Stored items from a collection
--*--
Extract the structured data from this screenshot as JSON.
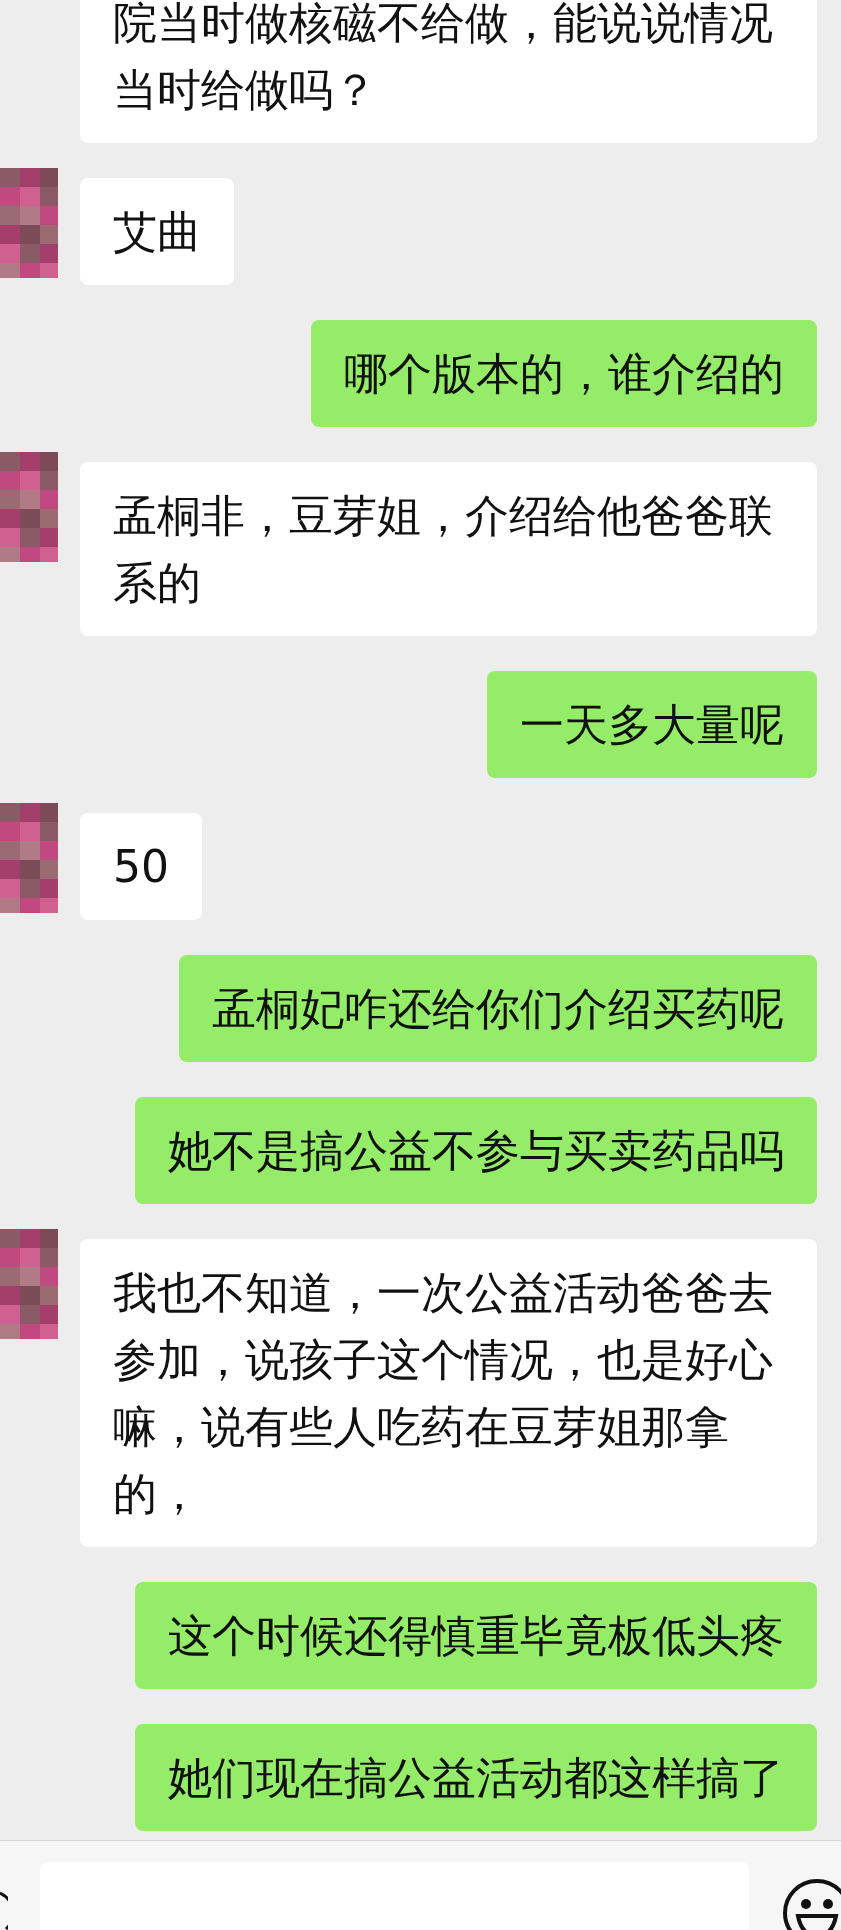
{
  "messages": [
    {
      "kind": "received",
      "show_avatar": false,
      "text": "院当时做核磁不给做，能说说情况当时给做吗？"
    },
    {
      "kind": "received",
      "show_avatar": true,
      "text": "艾曲"
    },
    {
      "kind": "sent",
      "text": "哪个版本的，谁介绍的"
    },
    {
      "kind": "received",
      "show_avatar": true,
      "text": "孟桐非，豆芽姐，介绍给他爸爸联系的"
    },
    {
      "kind": "sent",
      "text": "一天多大量呢"
    },
    {
      "kind": "received",
      "show_avatar": true,
      "text": "50"
    },
    {
      "kind": "sent",
      "text": "孟桐妃咋还给你们介绍买药呢"
    },
    {
      "kind": "sent",
      "text": "她不是搞公益不参与买卖药品吗"
    },
    {
      "kind": "received",
      "show_avatar": true,
      "text": "我也不知道，一次公益活动爸爸去参加，说孩子这个情况，也是好心嘛，说有些人吃药在豆芽姐那拿的，"
    },
    {
      "kind": "sent",
      "text": "这个时候还得慎重毕竟板低头疼"
    },
    {
      "kind": "sent",
      "text": "她们现在搞公益活动都这样搞了"
    }
  ]
}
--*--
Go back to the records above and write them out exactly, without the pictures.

■ **Your solution**:
Extract the structured data from this screenshot as JSON.
{
  "messages": [
    {
      "kind": "received",
      "show_avatar": false,
      "text": "院当时做核磁不给做，能说说情况当时给做吗？"
    },
    {
      "kind": "received",
      "show_avatar": true,
      "text": "艾曲"
    },
    {
      "kind": "sent",
      "text": "哪个版本的，谁介绍的"
    },
    {
      "kind": "received",
      "show_avatar": true,
      "text": "孟桐非，豆芽姐，介绍给他爸爸联系的"
    },
    {
      "kind": "sent",
      "text": "一天多大量呢"
    },
    {
      "kind": "received",
      "show_avatar": true,
      "text": "50"
    },
    {
      "kind": "sent",
      "text": "孟桐妃咋还给你们介绍买药呢"
    },
    {
      "kind": "sent",
      "text": "她不是搞公益不参与买卖药品吗"
    },
    {
      "kind": "received",
      "show_avatar": true,
      "text": "我也不知道，一次公益活动爸爸去参加，说孩子这个情况，也是好心嘛，说有些人吃药在豆芽姐那拿的，"
    },
    {
      "kind": "sent",
      "text": "这个时候还得慎重毕竟板低头疼"
    },
    {
      "kind": "sent",
      "text": "她们现在搞公益活动都这样搞了"
    }
  ]
}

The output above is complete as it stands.